Prime Minister Frank Bainimarama blamed the unfolding emergency on climate change and told islanders that the storm could be worse than a cyclone four years ago that killed dozens.
The top-of-the-scale category five storm continued to gather strength as it rumbled toward Fiji, with wind gusts reaching 325 kilometres an hour (200 miles an hour).
Yasa was forecast to make landfall late Thursday but its outer bands were already bringing heavy rain and strong winds, causing widespread flooding, cutting off roads and leaving communities isolated.
Bainimarama said the approaching storm was so big that its impact was likely to be felt across the entire country, not just in localised areas.
"Over 850,000 Fijians are in the direct path of the cyclone –– more than 95 percent of our population," he said.

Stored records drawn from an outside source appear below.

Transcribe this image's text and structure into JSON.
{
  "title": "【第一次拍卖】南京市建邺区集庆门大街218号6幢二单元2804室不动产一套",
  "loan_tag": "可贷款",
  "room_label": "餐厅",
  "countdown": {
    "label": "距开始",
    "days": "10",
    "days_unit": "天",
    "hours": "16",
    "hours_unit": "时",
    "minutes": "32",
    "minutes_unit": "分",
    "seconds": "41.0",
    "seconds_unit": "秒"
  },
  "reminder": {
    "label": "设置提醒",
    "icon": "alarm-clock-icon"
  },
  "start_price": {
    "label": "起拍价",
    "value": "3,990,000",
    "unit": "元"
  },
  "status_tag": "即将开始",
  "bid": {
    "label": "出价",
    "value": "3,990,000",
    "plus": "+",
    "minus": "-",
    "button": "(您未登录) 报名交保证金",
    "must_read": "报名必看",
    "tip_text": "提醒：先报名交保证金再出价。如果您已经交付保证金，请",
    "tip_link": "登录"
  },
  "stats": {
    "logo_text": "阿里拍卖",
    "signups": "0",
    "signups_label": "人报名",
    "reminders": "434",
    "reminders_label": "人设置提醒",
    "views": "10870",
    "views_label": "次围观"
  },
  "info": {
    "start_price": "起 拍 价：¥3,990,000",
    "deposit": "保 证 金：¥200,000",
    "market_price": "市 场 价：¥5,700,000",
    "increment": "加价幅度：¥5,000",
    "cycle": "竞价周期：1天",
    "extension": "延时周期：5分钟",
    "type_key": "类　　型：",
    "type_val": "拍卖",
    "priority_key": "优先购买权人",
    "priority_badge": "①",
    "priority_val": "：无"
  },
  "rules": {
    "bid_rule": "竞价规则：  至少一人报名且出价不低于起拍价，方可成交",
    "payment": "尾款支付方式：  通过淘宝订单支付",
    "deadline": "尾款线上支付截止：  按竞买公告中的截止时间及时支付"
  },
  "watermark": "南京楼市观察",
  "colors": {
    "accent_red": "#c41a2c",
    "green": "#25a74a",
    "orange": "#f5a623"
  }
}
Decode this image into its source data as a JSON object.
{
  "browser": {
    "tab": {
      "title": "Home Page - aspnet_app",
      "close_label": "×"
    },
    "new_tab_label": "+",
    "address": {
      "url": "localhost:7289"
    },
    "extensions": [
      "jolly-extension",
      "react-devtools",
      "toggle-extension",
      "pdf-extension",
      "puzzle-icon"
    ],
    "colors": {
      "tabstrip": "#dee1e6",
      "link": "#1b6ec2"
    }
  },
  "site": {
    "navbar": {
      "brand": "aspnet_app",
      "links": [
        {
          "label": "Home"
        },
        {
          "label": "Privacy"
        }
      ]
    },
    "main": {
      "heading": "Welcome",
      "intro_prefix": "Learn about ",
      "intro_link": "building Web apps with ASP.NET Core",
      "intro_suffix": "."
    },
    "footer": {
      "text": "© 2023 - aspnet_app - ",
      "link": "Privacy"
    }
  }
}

"Everywhere in Fiji, we can expect the rains will get worse, the winds will become more destructive.
"In low-lying areas, we anticipate flash flooding and severe coastal inundation, including waves up to 10 metres (33 foot) in height."
He said could Yasa "could easily surpass" the destruction wrought by Cyclone Winston in February 2016, which killed 44 people and destroyed tens of thousands of homes.
The Fijian leader, a long-time campaigner for climate action, had no doubt global warming was fuelling such super storms, which were once rare but have become relatively common.
"As the world is getting warmer these storms are getting stronger," he said.
"Every one of us must treat these climate-fuelled catastrophes with deadly seriousness."
Fiji has opened evacuation centres and people living near the coast have been advised to flee to higher ground.
Housing in Fiji's villages is largely made from timber and corrugated iron, making them vulnerable to high winds.
Sheltering in schools, church halls and even shipping containers offers better protection but runs the risk of health issues if people stay longer than a few days.
All schools and public transport were closed, with non-essential public servants told to stay home and a curfew in place for Thursday night.
"We don't want anybody losing their lives out there," assistant police commissioner Abdul Khan said.
"We will be here to protect you. Please take this seriously and let us prepare for a worst-case scenario."
The warnings were being heeded in Suva, where the downtown area was virtually abandoned Thursday morning as residents hunkered down.
"It's like a ghost town. There'll be no business here today," one office worker told AFP.
"It's calm now, but it's scary because we know it's coming."
New Zealand-based meteorological service Weatherwatch said Yasa was one of the most powerful cyclones recorded in the South Pacific, capable of cutting a swathe of destruction 300 kilometres wide.
"This storm has the ability to swamp entire islands, inundate entire coastal communities, wipe some small islands off the map entirely," Weatherwatch managing director Philip Duncan said.
Save the Children said lessons had been learned from Winston in 2016 and Fijians were taking cyclone preparation seriously.
"We've seen people stocking up on essential food items and supplies," the aid agency's Fiji chief Shairana Ali said.
"People are stocking up on water because there is a warning from the Fiji Water Authority that people will not have proper water supply for at least 10 days."
Ali said Yasa was expected to make landfall late Thursday at Bua province, on the island of Vanua Levu, although the cyclone's track has been difficult to accurately predict.
Fiji's borders remain closed due to the coronavirus pandemic, which Ali said could present a challenge for international relief efforts.
Aid agencies have pre-positioned supplies across the country in anticipation of a major disaster during cyclone season, which runs until May next year.
The most recent category five storm to hit Fiji was the highly destructive Cyclone Harold in April this year.